Briggs LJ contends that it would be possible to have case officers, overseen by judges, processing the majority of claims. This would only be possible, he contends, if a significant number of small claims officers could be trained by judges to handle the majority of claims. He recommends that a significant number of ‘routine and non-contentious’ work could be transferred to case officers without significant disruption.
Most of the savings would come from effectively removing lawyers from small claims litigation. However many legal professionals are concerned that it leaves unanswered many crucial questions about the quality of legal advice potential online litigants will receive.
Perhaps unsurprisingly, the Law Society has voiced its concern that, in reducing the role of lawyers in small claims litigation, an online court might sacrifice justice on the altar of austerity. Law Society President Jonathan Smithers advised litigants to be wary of seeking redress without taking legal advice. He suggests that providing a cheaper, online alternative to the traditional court would be tantamount to condoning a two-tier justice system where people who cannot afford professional advice are forced to represent themselves, putting them at an unfair disadvantage.
‘”People seeking to recover monies due and owing to them will still need legal advice on their claim as well as, in many cases, assistance with navigating through the process, whether online or otherwise.”
He also noted that, although the report purports to make access to justice easier for litigants, a lack of access to good legal advice would put them at a disadvantage.
The report is now receiving submissions. Briggs LJ will make his final report later in the year.

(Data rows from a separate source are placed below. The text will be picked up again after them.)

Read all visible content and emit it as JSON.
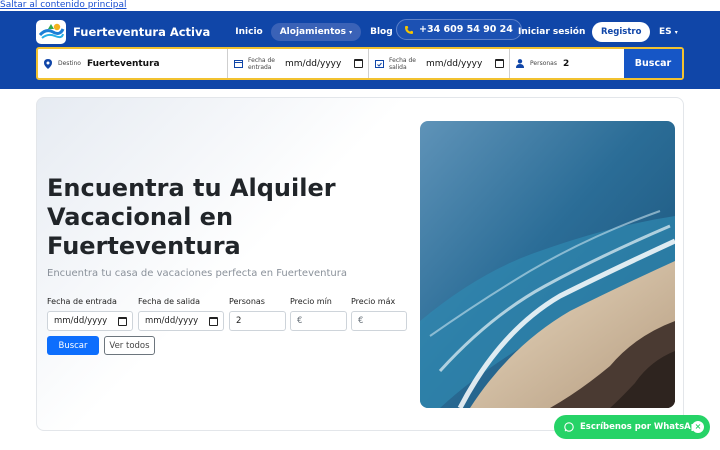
{
  "skip_link": "Saltar al contenido principal",
  "nav": {
    "brand": "Fuerteventura Activa",
    "links": [
      "Inicio",
      "Alojamientos",
      "Blog"
    ],
    "phone": "+34 609 54 90 24",
    "login": "Iniciar sesión",
    "register": "Registro",
    "language": "ES"
  },
  "searchbar": {
    "destination_label": "Destino",
    "destination_value": "Fuerteventura",
    "checkin_label_1": "Fecha de",
    "checkin_label_2": "entrada",
    "checkin_value": "mm/dd/yyyy",
    "checkout_label_1": "Fecha de",
    "checkout_label_2": "salida",
    "checkout_value": "mm/dd/yyyy",
    "guests_label": "Personas",
    "guests_value": "2",
    "search_button": "Buscar"
  },
  "hero": {
    "title": "Encuentra tu Alquiler Vacacional en Fuerteventura",
    "subtitle": "Encuentra tu casa de vacaciones perfecta en Fuerteventura",
    "filters": {
      "checkin_label": "Fecha de entrada",
      "checkin_value": "mm/dd/yyyy",
      "checkout_label": "Fecha de salida",
      "checkout_value": "mm/dd/yyyy",
      "guests_label": "Personas",
      "guests_value": "2",
      "price_min_label": "Precio mín",
      "price_min_value": "€",
      "price_max_label": "Precio máx",
      "price_max_value": "€"
    },
    "search_button": "Buscar",
    "view_all_button": "Ver todos",
    "image_icon": "beach-coast-photo"
  },
  "whatsapp": {
    "label": "Escríbenos por WhatsApp",
    "close": "×"
  },
  "colors": {
    "header": "#1046a8",
    "accent_border": "#f2c230",
    "primary": "#0d6efd",
    "whatsapp": "#26d367"
  }
}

A paper by the Law Society on the Civil Courts structure review from November 2015 can be read here.